## [Work to be completed]
If a line below holds the word "screenshot", count it; then say how many such lines there are and nothing else.

##### Records to use

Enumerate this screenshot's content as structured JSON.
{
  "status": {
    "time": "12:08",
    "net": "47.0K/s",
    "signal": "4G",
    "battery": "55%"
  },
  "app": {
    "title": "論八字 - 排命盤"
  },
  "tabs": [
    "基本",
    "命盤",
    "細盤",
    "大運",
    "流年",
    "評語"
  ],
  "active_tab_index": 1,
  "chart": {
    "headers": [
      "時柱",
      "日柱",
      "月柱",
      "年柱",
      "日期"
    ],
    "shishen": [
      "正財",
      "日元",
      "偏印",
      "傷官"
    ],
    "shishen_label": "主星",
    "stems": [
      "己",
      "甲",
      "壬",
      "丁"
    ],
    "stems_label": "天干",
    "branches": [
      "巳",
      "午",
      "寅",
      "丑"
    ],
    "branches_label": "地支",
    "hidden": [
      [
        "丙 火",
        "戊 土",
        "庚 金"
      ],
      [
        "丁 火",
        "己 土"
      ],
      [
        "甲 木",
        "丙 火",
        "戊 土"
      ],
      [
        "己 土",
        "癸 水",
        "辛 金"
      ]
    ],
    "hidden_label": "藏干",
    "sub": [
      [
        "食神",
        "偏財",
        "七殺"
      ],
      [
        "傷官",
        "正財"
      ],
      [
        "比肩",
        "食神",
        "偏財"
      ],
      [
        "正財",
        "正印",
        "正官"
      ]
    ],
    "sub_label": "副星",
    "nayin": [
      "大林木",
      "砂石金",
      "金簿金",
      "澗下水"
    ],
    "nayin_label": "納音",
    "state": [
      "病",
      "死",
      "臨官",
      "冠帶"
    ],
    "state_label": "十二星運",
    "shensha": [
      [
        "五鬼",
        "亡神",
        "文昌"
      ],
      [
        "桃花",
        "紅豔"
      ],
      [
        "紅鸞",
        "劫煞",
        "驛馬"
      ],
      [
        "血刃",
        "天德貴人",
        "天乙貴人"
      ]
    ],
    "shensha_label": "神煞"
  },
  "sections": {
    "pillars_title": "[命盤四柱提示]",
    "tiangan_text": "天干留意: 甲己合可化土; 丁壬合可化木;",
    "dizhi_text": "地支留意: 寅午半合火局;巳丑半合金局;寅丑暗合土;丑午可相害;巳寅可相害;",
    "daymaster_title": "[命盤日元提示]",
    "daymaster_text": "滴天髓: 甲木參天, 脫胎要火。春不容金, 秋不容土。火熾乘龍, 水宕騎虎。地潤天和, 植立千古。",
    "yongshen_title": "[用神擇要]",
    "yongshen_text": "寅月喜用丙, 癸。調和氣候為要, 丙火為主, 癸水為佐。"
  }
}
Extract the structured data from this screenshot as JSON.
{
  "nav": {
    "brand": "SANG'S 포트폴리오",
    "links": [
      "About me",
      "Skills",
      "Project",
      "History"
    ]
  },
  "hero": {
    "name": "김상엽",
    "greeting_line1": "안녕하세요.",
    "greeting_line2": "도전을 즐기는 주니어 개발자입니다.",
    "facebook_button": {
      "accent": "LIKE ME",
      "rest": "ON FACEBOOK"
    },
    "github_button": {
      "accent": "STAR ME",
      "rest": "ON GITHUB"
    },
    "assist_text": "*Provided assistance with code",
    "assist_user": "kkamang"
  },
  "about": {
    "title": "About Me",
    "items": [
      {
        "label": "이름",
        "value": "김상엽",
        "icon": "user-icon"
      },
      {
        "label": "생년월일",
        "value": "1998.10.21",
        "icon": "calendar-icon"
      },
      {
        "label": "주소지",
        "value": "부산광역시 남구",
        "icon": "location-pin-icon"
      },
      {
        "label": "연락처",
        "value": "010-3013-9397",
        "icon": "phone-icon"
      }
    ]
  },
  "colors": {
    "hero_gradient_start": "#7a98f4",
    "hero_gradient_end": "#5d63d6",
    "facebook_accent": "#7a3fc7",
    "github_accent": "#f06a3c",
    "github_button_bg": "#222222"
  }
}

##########
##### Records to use

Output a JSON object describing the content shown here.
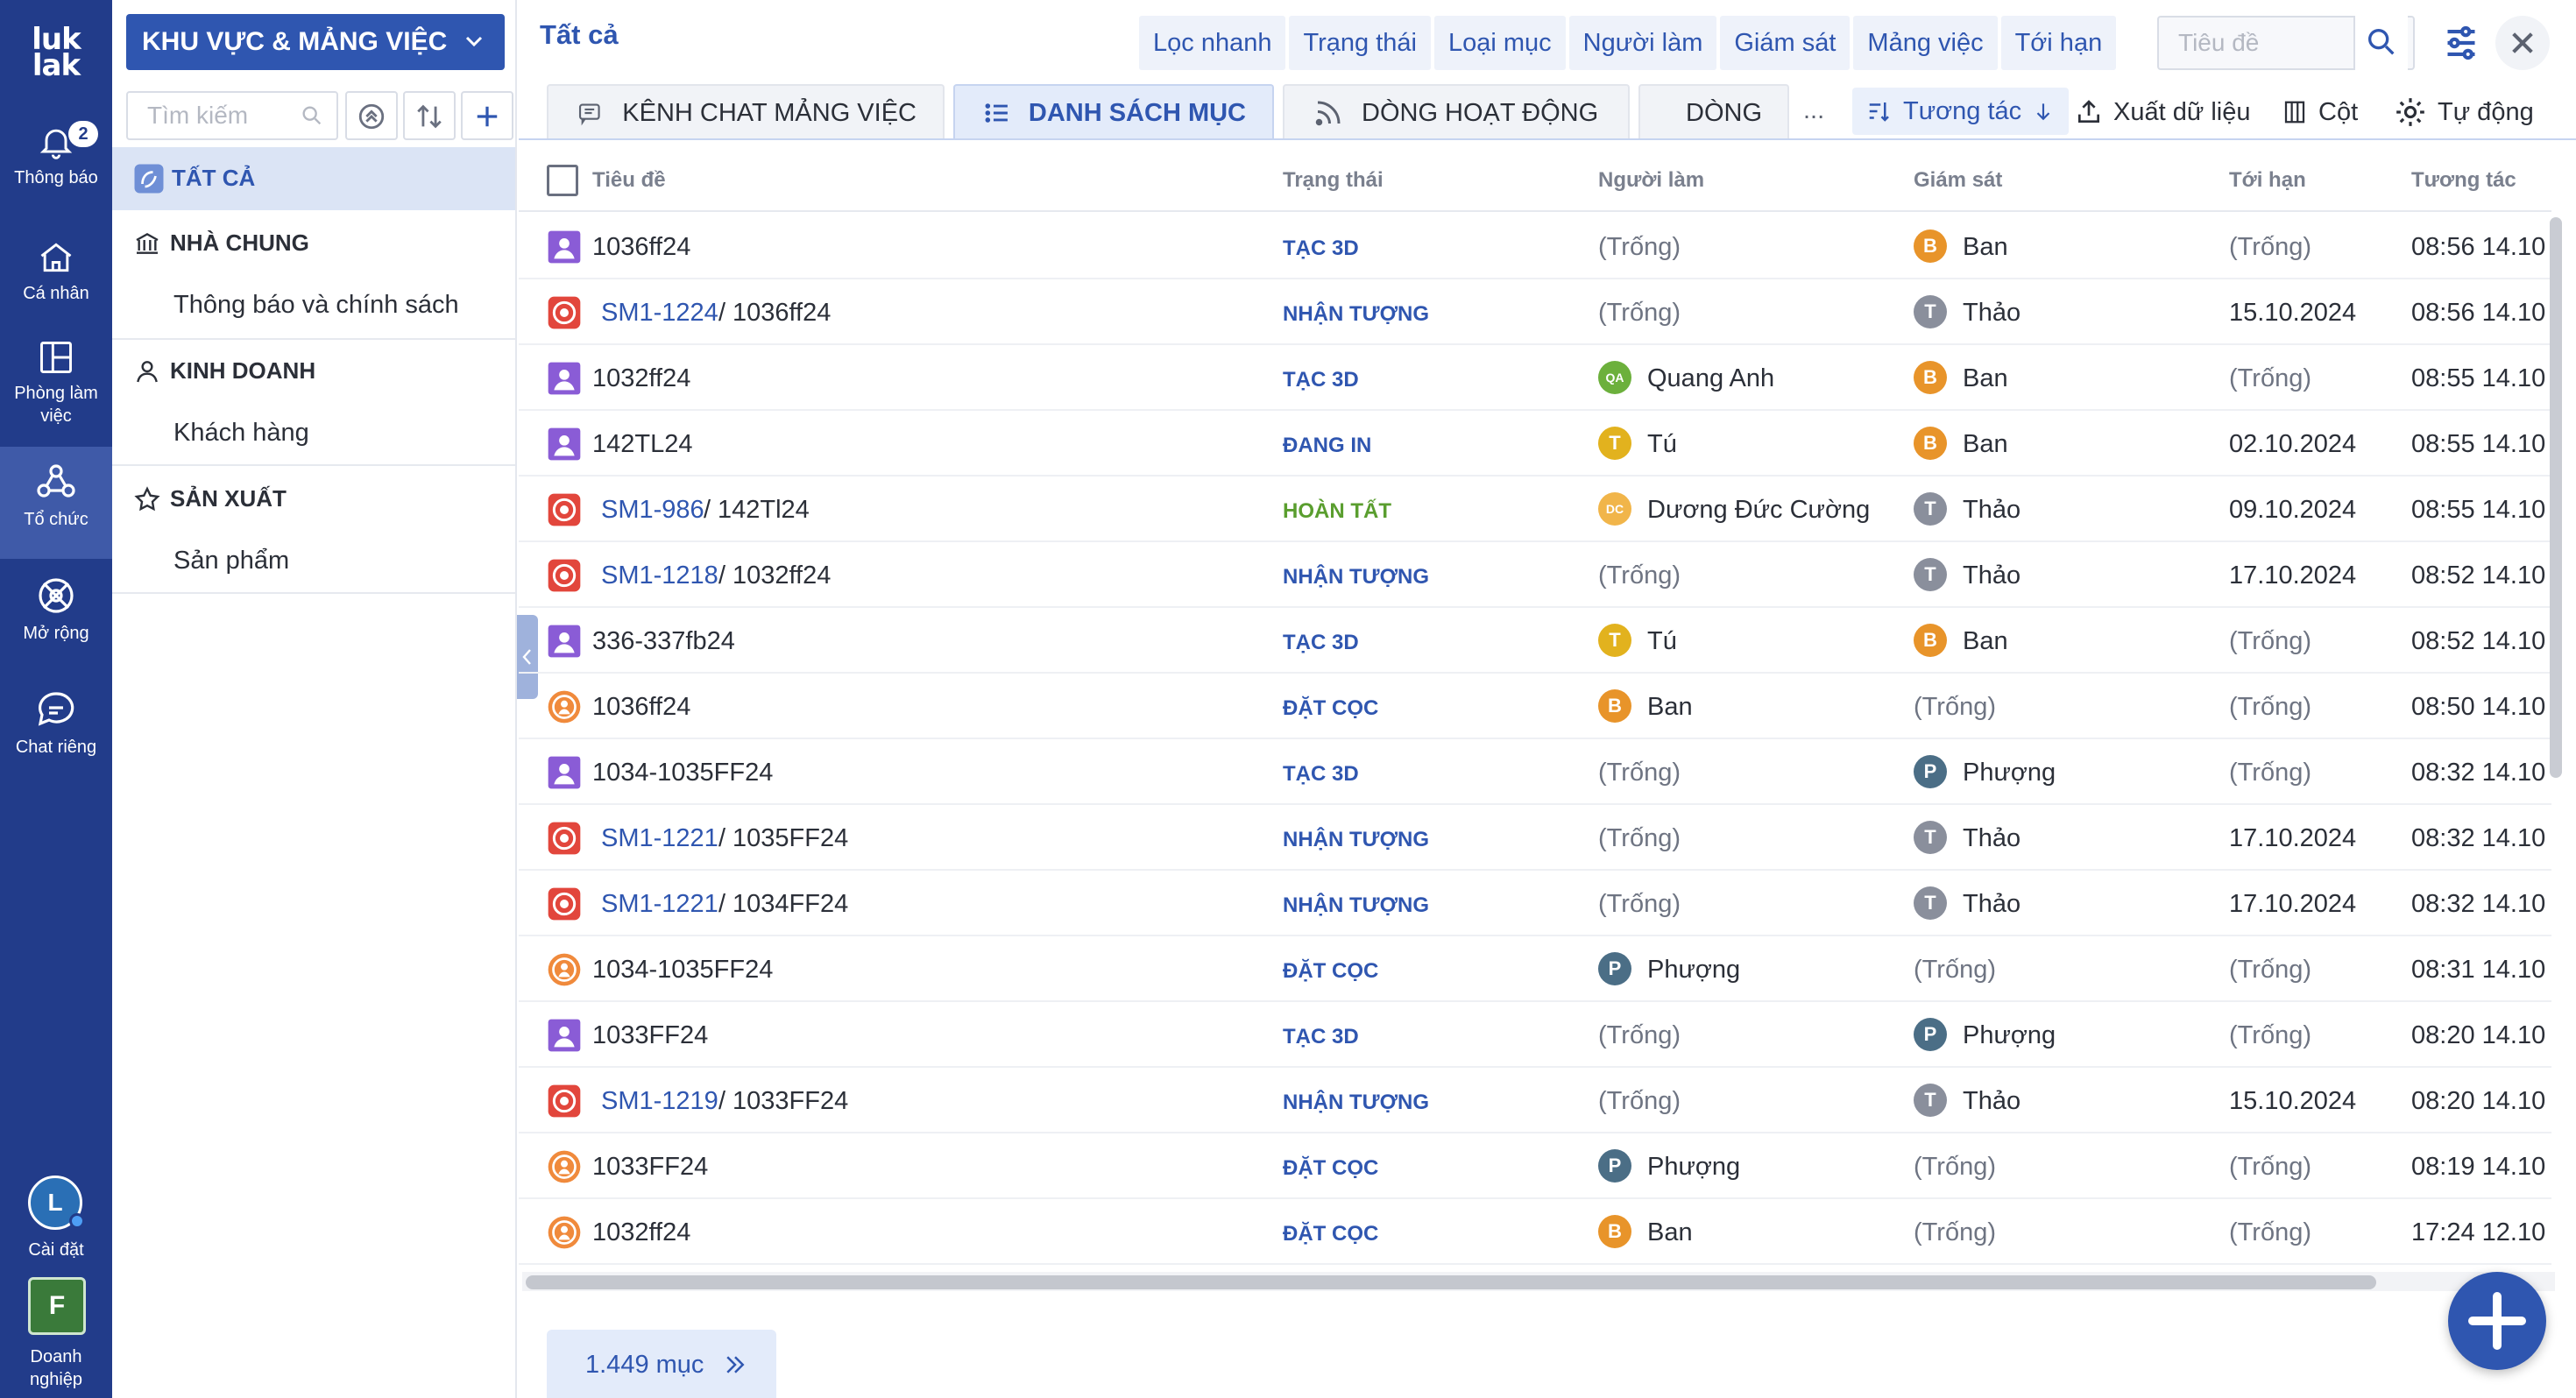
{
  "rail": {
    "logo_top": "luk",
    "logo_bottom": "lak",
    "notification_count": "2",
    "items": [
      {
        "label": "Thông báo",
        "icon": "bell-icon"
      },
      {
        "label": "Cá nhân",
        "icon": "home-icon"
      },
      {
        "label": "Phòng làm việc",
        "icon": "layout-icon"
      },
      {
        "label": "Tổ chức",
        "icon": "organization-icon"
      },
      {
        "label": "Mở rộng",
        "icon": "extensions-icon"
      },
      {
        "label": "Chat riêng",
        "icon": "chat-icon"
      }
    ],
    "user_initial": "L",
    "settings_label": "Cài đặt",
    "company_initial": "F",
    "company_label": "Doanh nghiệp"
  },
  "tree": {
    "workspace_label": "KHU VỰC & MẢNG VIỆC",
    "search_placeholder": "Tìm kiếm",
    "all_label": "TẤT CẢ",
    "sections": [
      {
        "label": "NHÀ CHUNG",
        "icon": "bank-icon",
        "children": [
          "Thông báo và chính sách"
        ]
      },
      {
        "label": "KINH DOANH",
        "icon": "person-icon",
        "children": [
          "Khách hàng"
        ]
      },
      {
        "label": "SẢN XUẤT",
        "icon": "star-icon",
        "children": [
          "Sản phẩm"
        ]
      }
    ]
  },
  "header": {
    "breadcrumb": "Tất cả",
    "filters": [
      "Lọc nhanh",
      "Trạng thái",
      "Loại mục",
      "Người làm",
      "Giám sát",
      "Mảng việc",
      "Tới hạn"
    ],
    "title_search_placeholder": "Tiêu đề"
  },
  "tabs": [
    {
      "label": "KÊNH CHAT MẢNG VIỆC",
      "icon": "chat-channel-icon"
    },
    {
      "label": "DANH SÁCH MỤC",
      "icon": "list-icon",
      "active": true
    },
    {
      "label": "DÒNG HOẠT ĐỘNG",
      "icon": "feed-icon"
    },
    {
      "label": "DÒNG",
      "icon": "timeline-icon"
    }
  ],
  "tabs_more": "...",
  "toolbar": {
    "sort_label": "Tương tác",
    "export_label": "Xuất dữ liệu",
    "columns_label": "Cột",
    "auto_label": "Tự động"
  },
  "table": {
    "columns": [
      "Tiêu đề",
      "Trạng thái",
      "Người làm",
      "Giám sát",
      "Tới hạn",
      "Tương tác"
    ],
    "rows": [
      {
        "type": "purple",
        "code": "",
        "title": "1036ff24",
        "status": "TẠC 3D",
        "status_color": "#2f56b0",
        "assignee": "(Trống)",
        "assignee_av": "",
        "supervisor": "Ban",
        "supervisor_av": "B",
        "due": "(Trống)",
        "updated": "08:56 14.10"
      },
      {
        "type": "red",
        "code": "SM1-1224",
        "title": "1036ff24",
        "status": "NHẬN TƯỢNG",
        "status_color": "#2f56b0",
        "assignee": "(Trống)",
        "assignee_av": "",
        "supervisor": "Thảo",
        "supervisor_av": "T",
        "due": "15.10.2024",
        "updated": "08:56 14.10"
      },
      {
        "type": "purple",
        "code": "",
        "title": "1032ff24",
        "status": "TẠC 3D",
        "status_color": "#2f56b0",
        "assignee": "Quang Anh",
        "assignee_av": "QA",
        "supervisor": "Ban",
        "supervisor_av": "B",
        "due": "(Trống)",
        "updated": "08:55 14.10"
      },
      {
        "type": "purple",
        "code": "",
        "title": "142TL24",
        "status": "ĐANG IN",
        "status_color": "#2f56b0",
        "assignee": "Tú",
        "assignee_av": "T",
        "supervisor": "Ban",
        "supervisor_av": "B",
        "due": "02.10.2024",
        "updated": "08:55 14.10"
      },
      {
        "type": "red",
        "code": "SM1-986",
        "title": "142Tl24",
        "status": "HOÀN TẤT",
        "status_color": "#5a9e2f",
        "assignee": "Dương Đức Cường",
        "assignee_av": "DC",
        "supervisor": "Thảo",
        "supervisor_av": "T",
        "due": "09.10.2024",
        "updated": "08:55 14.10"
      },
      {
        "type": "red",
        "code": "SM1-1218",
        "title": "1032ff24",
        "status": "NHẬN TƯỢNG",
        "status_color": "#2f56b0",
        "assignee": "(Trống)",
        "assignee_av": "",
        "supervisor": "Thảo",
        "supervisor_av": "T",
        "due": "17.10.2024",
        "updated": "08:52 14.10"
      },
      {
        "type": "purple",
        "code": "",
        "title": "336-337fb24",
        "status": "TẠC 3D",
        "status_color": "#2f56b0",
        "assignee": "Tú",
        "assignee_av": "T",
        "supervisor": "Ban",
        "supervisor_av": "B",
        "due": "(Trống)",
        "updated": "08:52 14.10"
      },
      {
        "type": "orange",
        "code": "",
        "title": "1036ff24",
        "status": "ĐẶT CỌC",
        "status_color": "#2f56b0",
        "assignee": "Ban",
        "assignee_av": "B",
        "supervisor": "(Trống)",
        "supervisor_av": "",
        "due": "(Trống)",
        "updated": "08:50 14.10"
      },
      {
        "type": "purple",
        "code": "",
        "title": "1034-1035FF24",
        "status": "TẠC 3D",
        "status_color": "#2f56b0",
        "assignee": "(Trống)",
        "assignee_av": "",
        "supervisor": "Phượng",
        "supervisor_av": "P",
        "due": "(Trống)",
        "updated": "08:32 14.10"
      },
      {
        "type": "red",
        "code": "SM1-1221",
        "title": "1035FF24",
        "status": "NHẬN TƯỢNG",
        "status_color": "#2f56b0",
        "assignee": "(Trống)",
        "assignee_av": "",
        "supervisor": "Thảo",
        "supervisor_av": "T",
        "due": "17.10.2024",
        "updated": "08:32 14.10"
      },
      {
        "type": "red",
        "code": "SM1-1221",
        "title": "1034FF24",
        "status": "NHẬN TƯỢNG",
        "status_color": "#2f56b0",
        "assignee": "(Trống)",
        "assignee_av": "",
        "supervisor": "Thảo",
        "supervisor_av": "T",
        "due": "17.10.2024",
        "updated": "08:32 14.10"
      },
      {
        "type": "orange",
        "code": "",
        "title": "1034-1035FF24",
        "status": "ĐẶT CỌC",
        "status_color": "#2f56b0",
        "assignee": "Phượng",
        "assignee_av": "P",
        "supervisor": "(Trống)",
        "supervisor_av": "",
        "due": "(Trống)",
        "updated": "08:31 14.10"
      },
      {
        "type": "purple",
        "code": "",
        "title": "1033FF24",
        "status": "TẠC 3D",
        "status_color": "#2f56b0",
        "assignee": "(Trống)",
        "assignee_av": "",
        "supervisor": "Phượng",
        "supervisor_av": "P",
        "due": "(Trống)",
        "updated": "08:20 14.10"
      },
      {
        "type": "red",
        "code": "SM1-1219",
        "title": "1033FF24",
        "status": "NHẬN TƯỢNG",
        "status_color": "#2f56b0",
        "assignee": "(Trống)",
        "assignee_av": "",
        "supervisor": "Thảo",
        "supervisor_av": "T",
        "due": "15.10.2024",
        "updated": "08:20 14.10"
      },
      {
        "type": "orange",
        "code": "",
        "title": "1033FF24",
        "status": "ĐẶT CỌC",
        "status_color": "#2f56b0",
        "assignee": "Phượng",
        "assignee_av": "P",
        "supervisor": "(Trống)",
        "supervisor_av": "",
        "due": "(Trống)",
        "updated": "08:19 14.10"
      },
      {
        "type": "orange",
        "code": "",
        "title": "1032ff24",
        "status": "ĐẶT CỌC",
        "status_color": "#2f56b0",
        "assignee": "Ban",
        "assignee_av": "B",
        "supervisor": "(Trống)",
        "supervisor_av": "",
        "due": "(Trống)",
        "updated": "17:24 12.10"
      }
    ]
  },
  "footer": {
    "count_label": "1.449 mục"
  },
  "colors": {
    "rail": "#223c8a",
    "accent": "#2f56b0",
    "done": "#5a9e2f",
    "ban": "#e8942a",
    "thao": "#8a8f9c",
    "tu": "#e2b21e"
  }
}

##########

## [Task response]
2